Since everyone had late nights, when we hit the road the next day everyone but me took the chance to nap. Because I was relying on the Sat Nav, we took a different route to the one nominated by Mrs Dim. I had just remarked that I was hungry and we were going to stop at the next pub we saw, when one came in to view. The Green Dragon inn, it was, somewhere between the A345 and the A417. The food was fantastic and the pub itself everything an old pub should be without the smokey atmosphere and locals made of whisky and compost. We were supposed to have a light Bar Snack, but the plates were enormous. Oh dear. Shame I won’t see the inside of a gym for at least another month…(Or longer, if I can manage it…)

So that gets us back to the AP’s house and ready for Wednesday. What the hell happened on Wednesday? (I’m writing this on Friday morning, having written most of the previous account on Thursday, hence the title – it’d been a week since we left the Wonkey House. My memory is not top-notch at the best of times, and these, as has been mentioned, are not the best of times.) Ah yes. Mrs Dim has just reminded me that we hosted my Aunt Kathleen at the AP’s for lunch on Weds. She’s an amazing person who, at Eighty-odd (it’s not polite to give a lady’s age, you know) has got a hard-drive recorder, mobile phone, laptop and broadband connection, and has just bought a DVDR/Hard-drive combi as a backup recording system. I used to drop round to help sort out cables and fix the odd glitch. She’s a little apprehensive about us being so far away, even now she’s on e-mail. Anyway, she arrived in style, just an hour late, but moving fast, and we had a fun-filled lunch together… I think that was the third official “Final Goodbye” to Kathleen.

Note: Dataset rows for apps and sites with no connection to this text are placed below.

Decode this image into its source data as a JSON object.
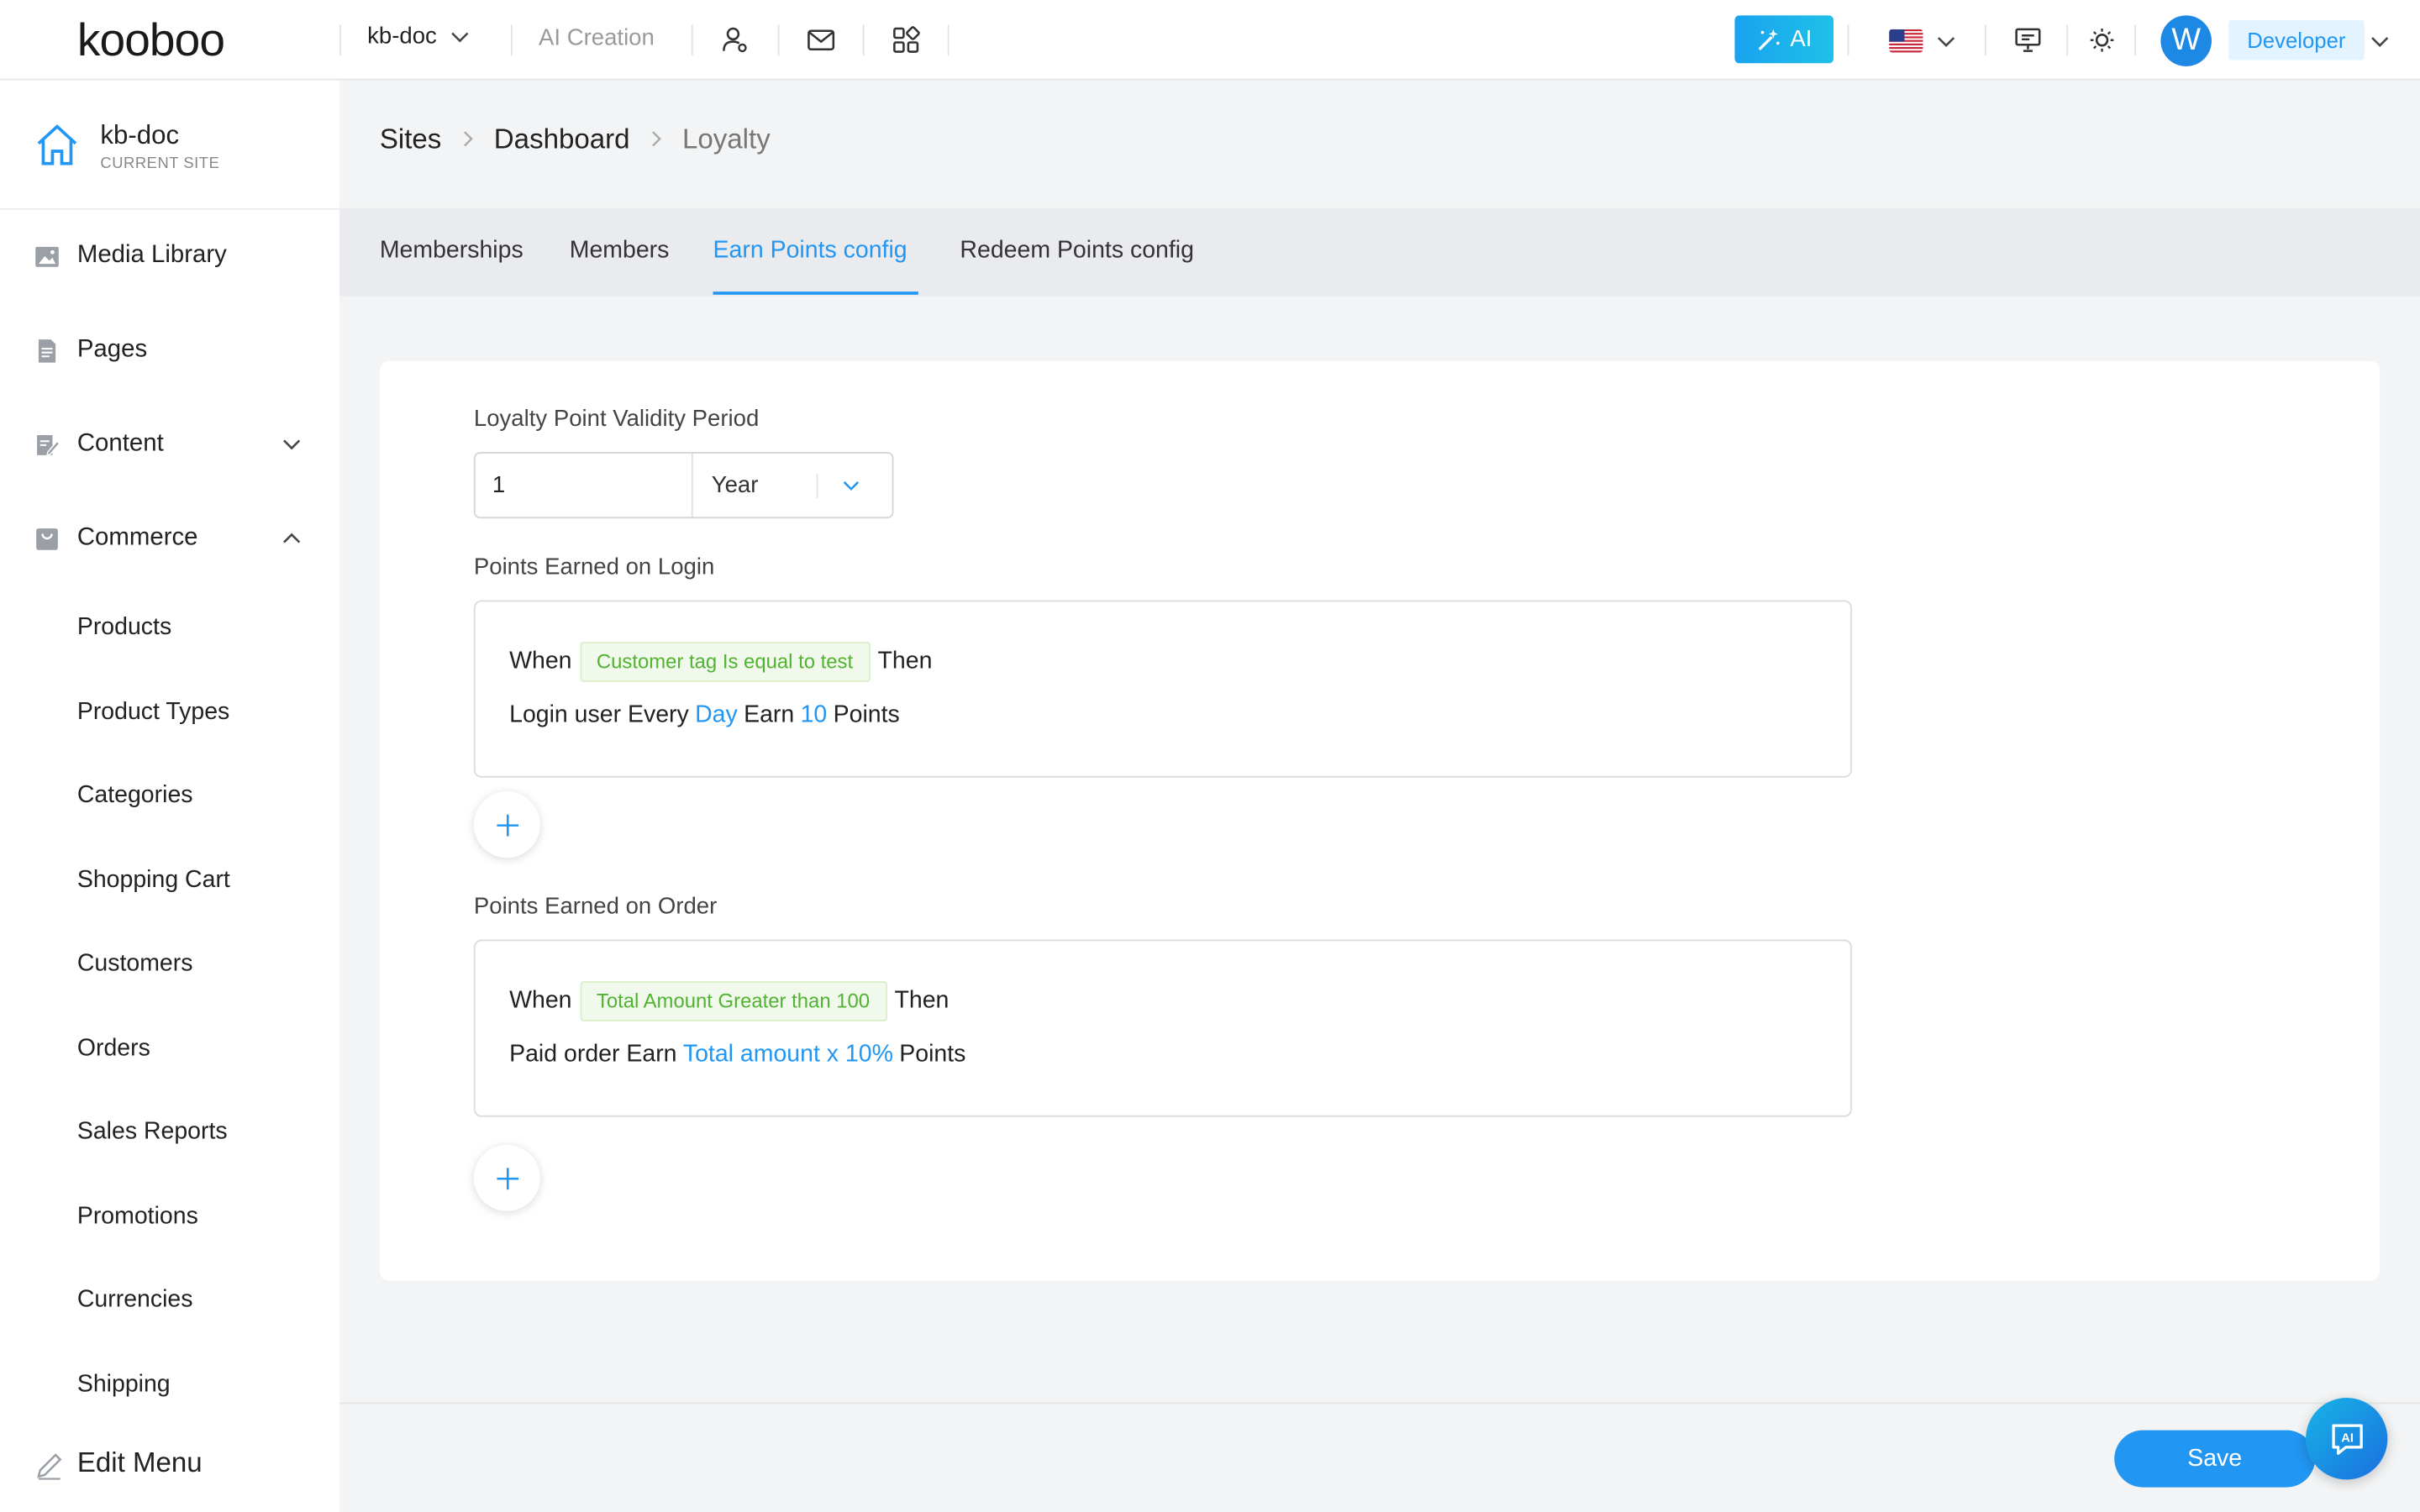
{
  "app": {
    "logo_text": "kooboo",
    "site_switch": "kb-doc",
    "ai_creation": "AI Creation",
    "ai_button": "AI",
    "avatar_initial": "W",
    "role": "Developer",
    "accent": "#2196f3"
  },
  "sidebar": {
    "site_name": "kb-doc",
    "site_sub": "CURRENT SITE",
    "items": [
      {
        "label": "Media Library",
        "icon": "image-icon"
      },
      {
        "label": "Pages",
        "icon": "document-icon"
      },
      {
        "label": "Content",
        "icon": "edit-doc-icon"
      },
      {
        "label": "Commerce",
        "icon": "bag-icon"
      }
    ],
    "commerce_items": [
      "Products",
      "Product Types",
      "Categories",
      "Shopping Cart",
      "Customers",
      "Orders",
      "Sales Reports",
      "Promotions",
      "Currencies",
      "Shipping"
    ],
    "edit_menu": "Edit Menu"
  },
  "breadcrumb": [
    "Sites",
    "Dashboard",
    "Loyalty"
  ],
  "tabs": [
    "Memberships",
    "Members",
    "Earn Points config",
    "Redeem Points config"
  ],
  "form": {
    "validity_label": "Loyalty Point Validity Period",
    "validity_value": "1",
    "validity_unit": "Year",
    "login_label": "Points Earned on Login",
    "login_rule": {
      "when": "When",
      "condition": "Customer tag Is equal to test",
      "then": "Then",
      "prefix": "Login user Every",
      "period": "Day",
      "earn": "Earn",
      "amount": "10",
      "suffix": "Points"
    },
    "order_label": "Points Earned on Order",
    "order_rule": {
      "when": "When",
      "condition": "Total Amount Greater than 100",
      "then": "Then",
      "prefix": "Paid order Earn",
      "amount": "Total amount x 10%",
      "suffix": "Points"
    }
  },
  "actions": {
    "save": "Save",
    "ai_float": "AI"
  }
}
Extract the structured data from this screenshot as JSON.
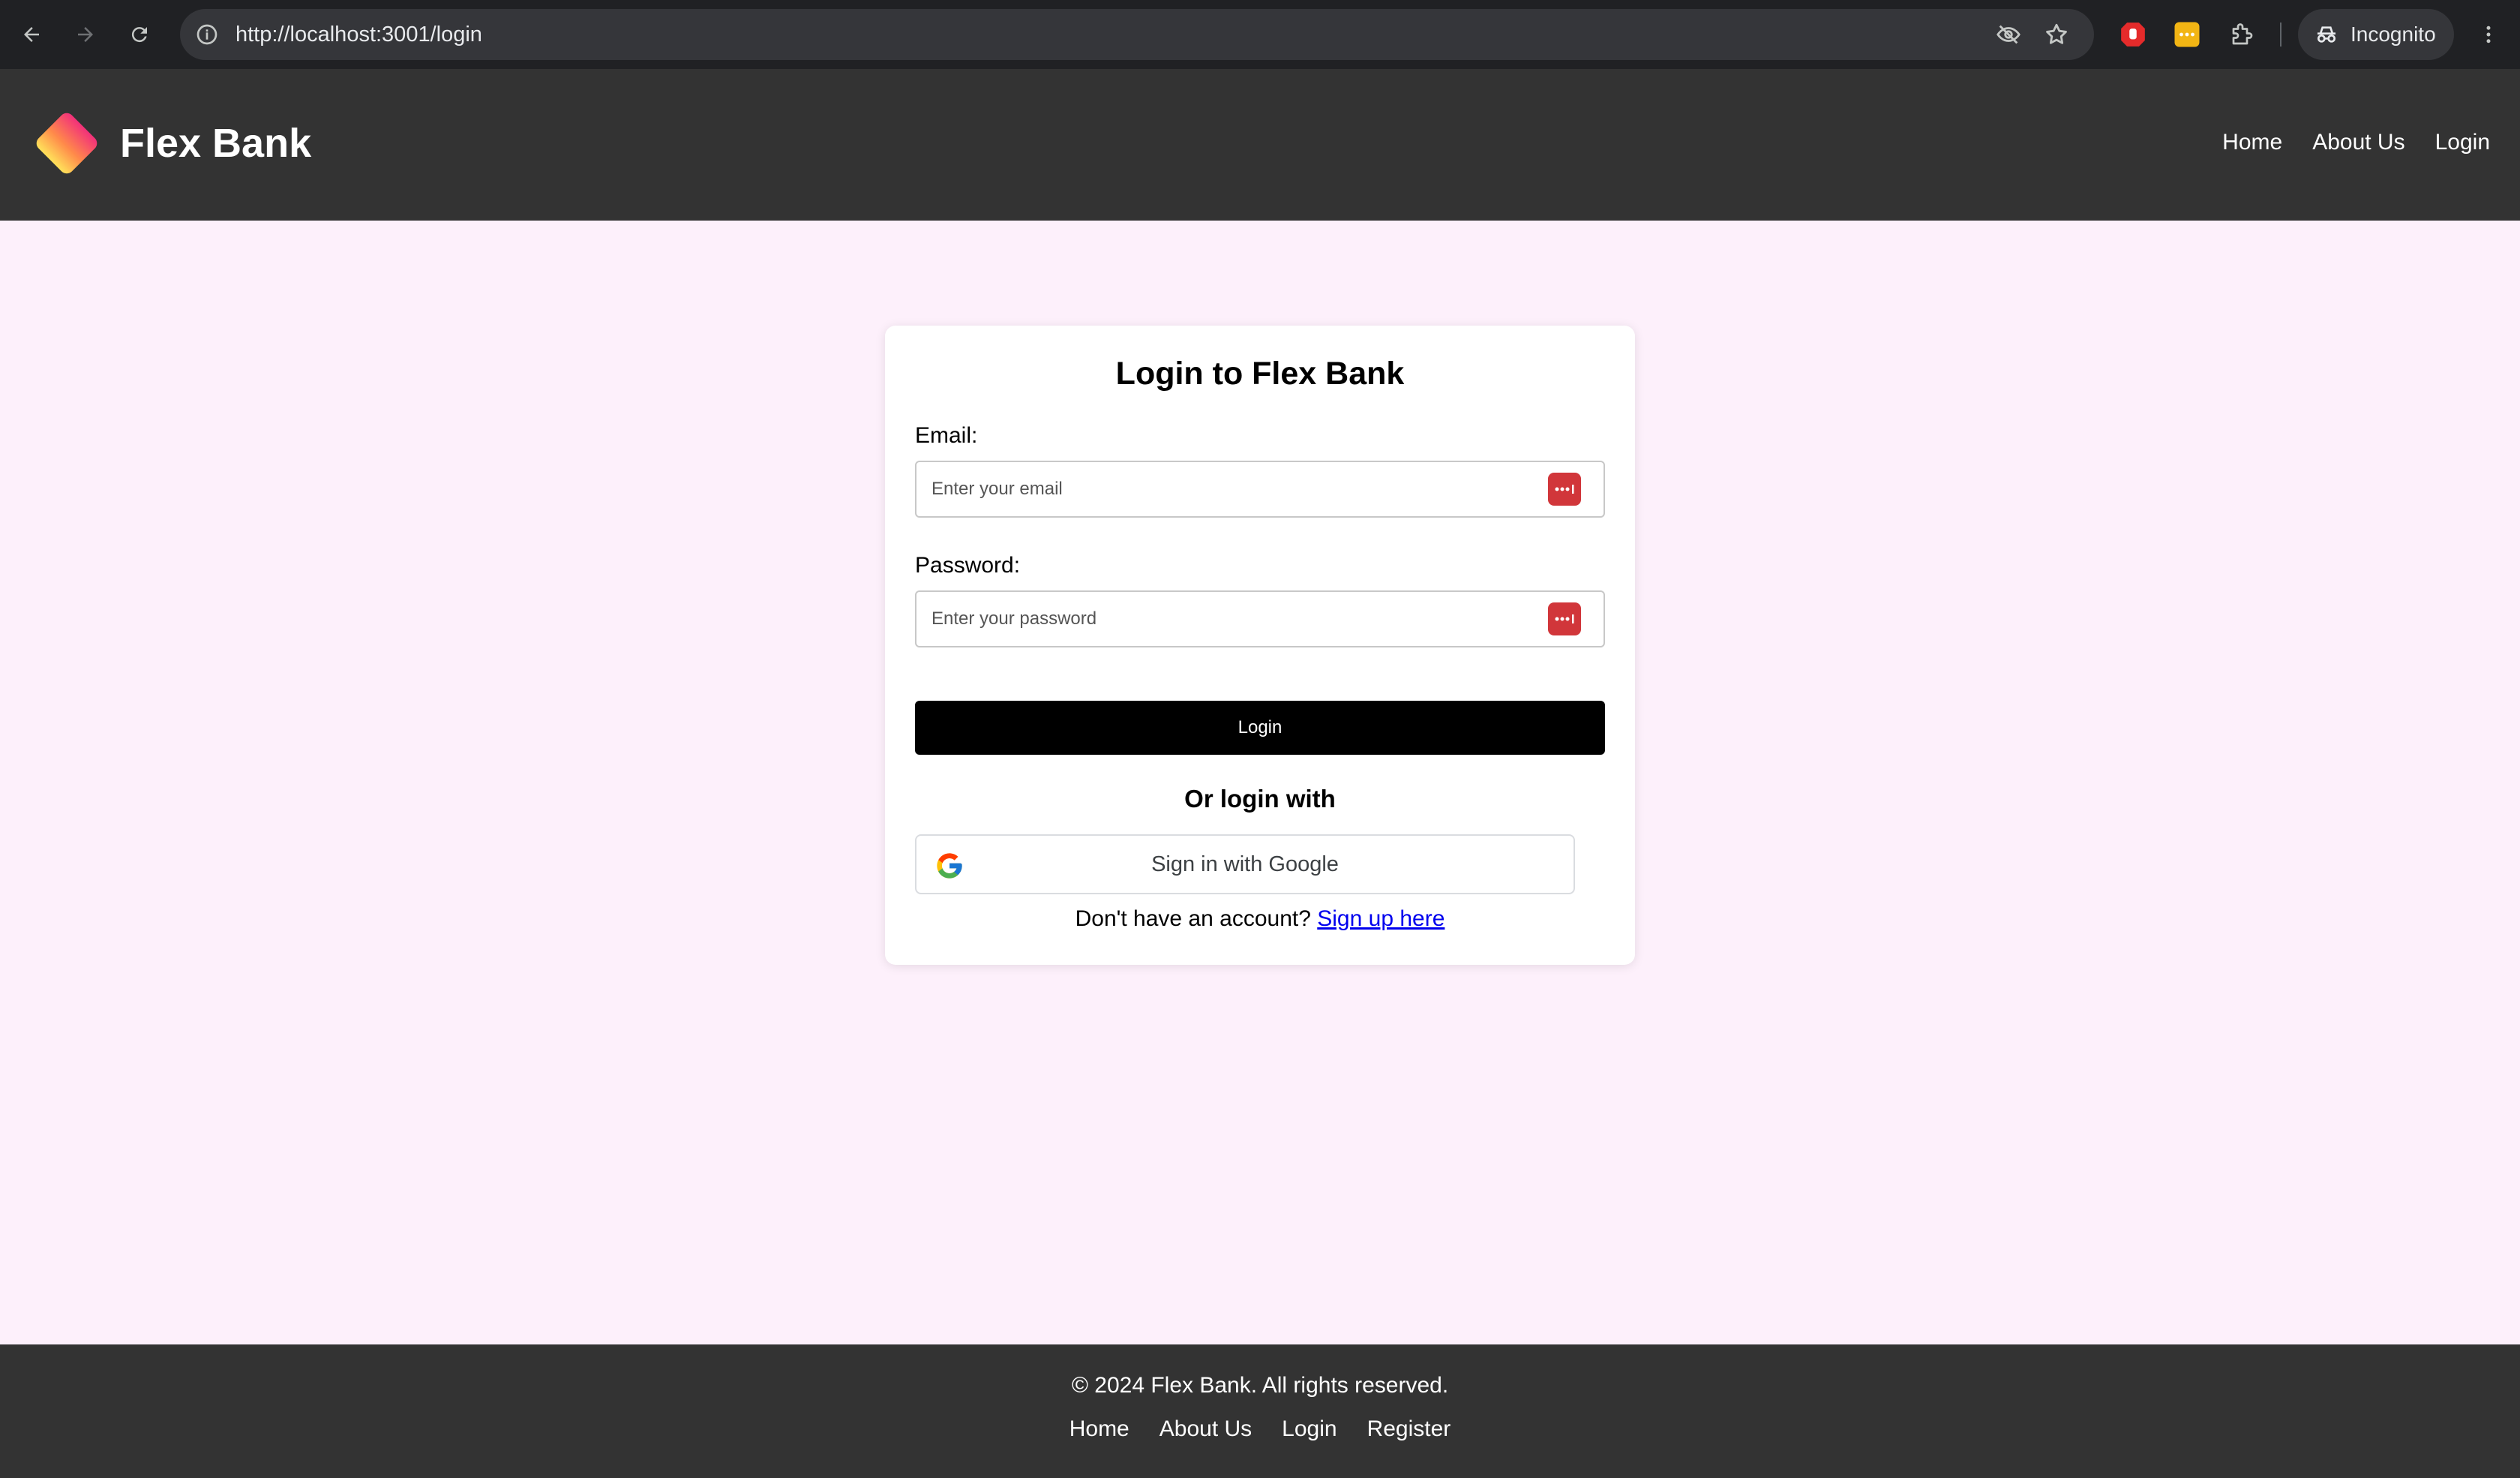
{
  "browser": {
    "url": "http://localhost:3001/login",
    "incognito_label": "Incognito",
    "icons": [
      "back-arrow-icon",
      "forward-arrow-icon",
      "reload-icon",
      "site-info-icon",
      "eye-off-icon",
      "star-icon",
      "adblock-icon",
      "password-manager-icon",
      "puzzle-icon",
      "incognito-icon",
      "kebab-menu-icon"
    ]
  },
  "header": {
    "brand": "Flex Bank",
    "nav": [
      "Home",
      "About Us",
      "Login"
    ]
  },
  "login_card": {
    "title": "Login to Flex Bank",
    "email_label": "Email:",
    "email_placeholder": "Enter your email",
    "email_value": "",
    "password_label": "Password:",
    "password_placeholder": "Enter your password",
    "password_value": "",
    "login_button": "Login",
    "or_login_with": "Or login with",
    "google_button": "Sign in with Google",
    "signup_prompt": "Don't have an account?",
    "signup_link": "Sign up here"
  },
  "footer": {
    "copyright": "© 2024 Flex Bank. All rights reserved.",
    "nav": [
      "Home",
      "About Us",
      "Login",
      "Register"
    ]
  },
  "colors": {
    "header_bg": "#333333",
    "page_bg": "#fdf0fb",
    "login_button_bg": "#000000",
    "password_manager_red": "#d1363a",
    "link": "#0000ee"
  }
}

Before we knew it we were back in the car (with my Dad following along with more suitcases in his boot – still haven’t got those sorted!) and heading for Mrs Dim’s Parents. I wanted to call them the Other Aged Parents, but that makes the acronym OAPs…Oh well, if the cap fits…. The OAPs made us welcome, despite the fact that we filled their living room with suitcases. The weasels relaxed and we rejoiced in the fact that we would be sleeping in a bed that would still be our bed no matter what time of day it was. I got to grips with the computer we’d given the OAPs, trying to connect it up to the BT Home Hub they’d ordered. Now, I won’t say a word against BT. They’re a fine company, with many highly trained employees who work very hard. I’m just saying they wouldn’t come first in a backside finding competition if you gave them a map and a flashlight. On the plus side, the computer is connected to the internet. Most of the time. On the downside, despite every ADSL filter known to man, the phones don’t work anymore, and my laptop can’t pick up the wireless signal if it’s not in the same room as the Hub. Luckily for me, the guy down the road from the OAP’s house doesn’t believe in password protecting his wireless broadband. Bless him.

On Thursday we strode into the village and achieved many things, but the main point of the day was unwinding. The weasels played outside and took naps, and we drank more tea than was good for us and went to visit Great Gran. We’re starting to get that Holiday Feeling, the one we hoped we’d get as soon as the removers left.

Next Blog: The run up to the FLIGHT!